══ EXTRACTED MATERIAL
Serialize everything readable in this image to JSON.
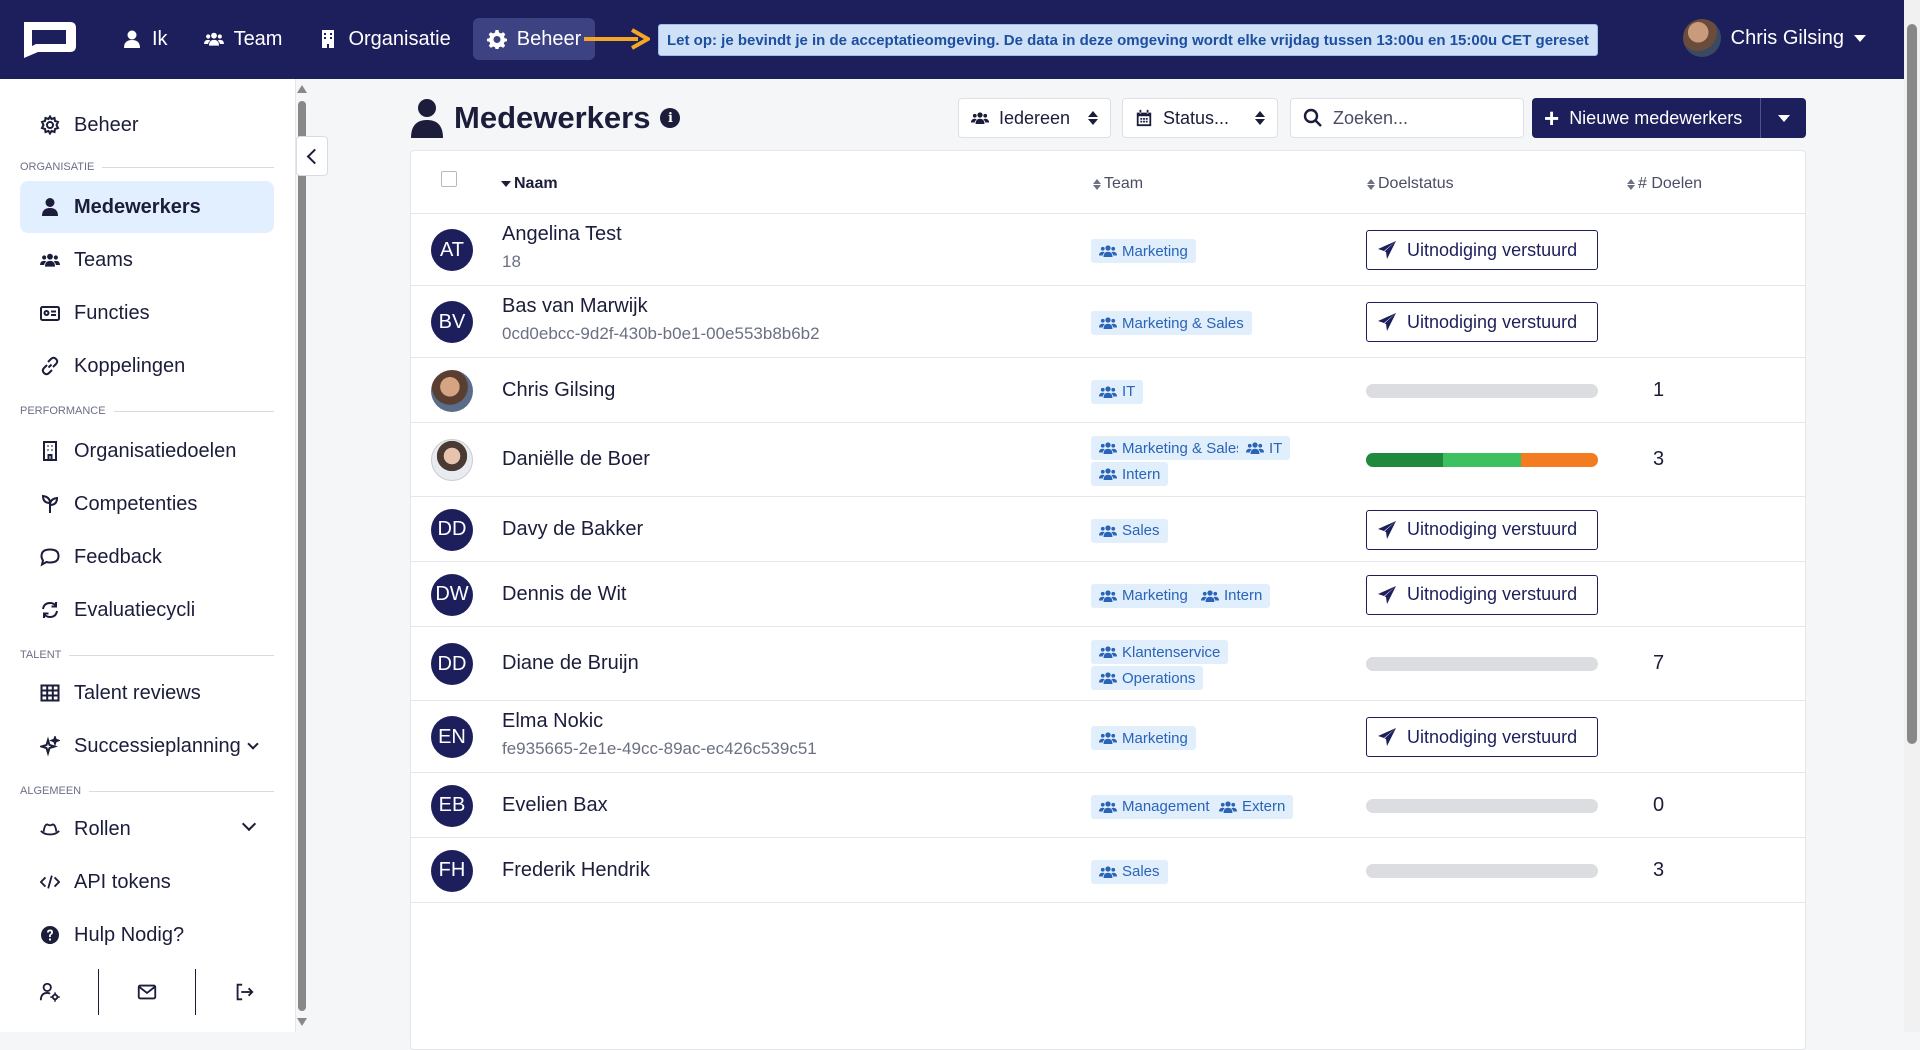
{
  "topbar": {
    "nav": [
      {
        "label": "Ik",
        "icon": "user-icon"
      },
      {
        "label": "Team",
        "icon": "users-icon"
      },
      {
        "label": "Organisatie",
        "icon": "building-icon"
      },
      {
        "label": "Beheer",
        "icon": "gear-icon",
        "active": true
      }
    ],
    "banner": "Let op: je bevindt je in de acceptatieomgeving. De data in deze omgeving wordt elke vrijdag tussen 13:00u en 15:00u CET gereset",
    "user_name": "Chris Gilsing"
  },
  "sidebar": {
    "top_item": "Beheer",
    "sections": {
      "organisatie": "ORGANISATIE",
      "performance": "PERFORMANCE",
      "talent": "TALENT",
      "algemeen": "ALGEMEEN"
    },
    "items": {
      "medewerkers": "Medewerkers",
      "teams": "Teams",
      "functies": "Functies",
      "koppelingen": "Koppelingen",
      "organisatiedoelen": "Organisatiedoelen",
      "competenties": "Competenties",
      "feedback": "Feedback",
      "evaluatiecycli": "Evaluatiecycli",
      "talent_reviews": "Talent reviews",
      "successieplanning": "Successieplanning",
      "rollen": "Rollen",
      "api_tokens": "API tokens",
      "hulp": "Hulp Nodig?"
    }
  },
  "page": {
    "title": "Medewerkers",
    "filter_people": "Iedereen",
    "filter_status": "Status...",
    "search_placeholder": "Zoeken...",
    "new_button": "Nieuwe medewerkers"
  },
  "table": {
    "headers": {
      "name": "Naam",
      "team": "Team",
      "status": "Doelstatus",
      "goals": "# Doelen"
    },
    "invite_label": "Uitnodiging verstuurd",
    "rows": [
      {
        "initials": "AT",
        "name": "Angelina Test",
        "sub": "18",
        "teams": [
          "Marketing"
        ],
        "status": "invite",
        "goals": ""
      },
      {
        "initials": "BV",
        "name": "Bas van Marwijk",
        "sub": "0cd0ebcc-9d2f-430b-b0e1-00e553b8b6b2",
        "teams": [
          "Marketing & Sales"
        ],
        "status": "invite",
        "goals": ""
      },
      {
        "initials": "",
        "name": "Chris Gilsing",
        "sub": "",
        "teams": [
          "IT"
        ],
        "status": "bar",
        "goals": "1"
      },
      {
        "initials": "",
        "name": "Daniëlle de Boer",
        "sub": "",
        "teams": [
          "Marketing & Sales",
          "IT",
          "Intern"
        ],
        "status": "bar",
        "goals": "3",
        "progress": [
          {
            "color": "#1f8a3c",
            "fraction": 0.333
          },
          {
            "color": "#3cc060",
            "fraction": 0.333
          },
          {
            "color": "#f47c20",
            "fraction": 0.334
          }
        ]
      },
      {
        "initials": "DD",
        "name": "Davy de Bakker",
        "sub": "",
        "teams": [
          "Sales"
        ],
        "status": "invite",
        "goals": ""
      },
      {
        "initials": "DW",
        "name": "Dennis de Wit",
        "sub": "",
        "teams": [
          "Marketing",
          "Intern"
        ],
        "status": "invite",
        "goals": ""
      },
      {
        "initials": "DD",
        "name": "Diane de Bruijn",
        "sub": "",
        "teams": [
          "Klantenservice",
          "Operations"
        ],
        "status": "bar",
        "goals": "7"
      },
      {
        "initials": "EN",
        "name": "Elma Nokic",
        "sub": "fe935665-2e1e-49cc-89ac-ec426c539c51",
        "teams": [
          "Marketing"
        ],
        "status": "invite",
        "goals": ""
      },
      {
        "initials": "EB",
        "name": "Evelien Bax",
        "sub": "",
        "teams": [
          "Management",
          "Extern"
        ],
        "status": "bar",
        "goals": "0"
      },
      {
        "initials": "FH",
        "name": "Frederik Hendrik",
        "sub": "",
        "teams": [
          "Sales"
        ],
        "status": "bar",
        "goals": "3"
      }
    ]
  },
  "colors": {
    "navy": "#1c1f5c",
    "tag_bg": "#e1eefb",
    "tag_text": "#2a64b8",
    "accent_arrow": "#f5a623"
  }
}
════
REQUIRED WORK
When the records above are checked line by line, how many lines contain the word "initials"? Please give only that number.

OUTPUT OF THE TASK
10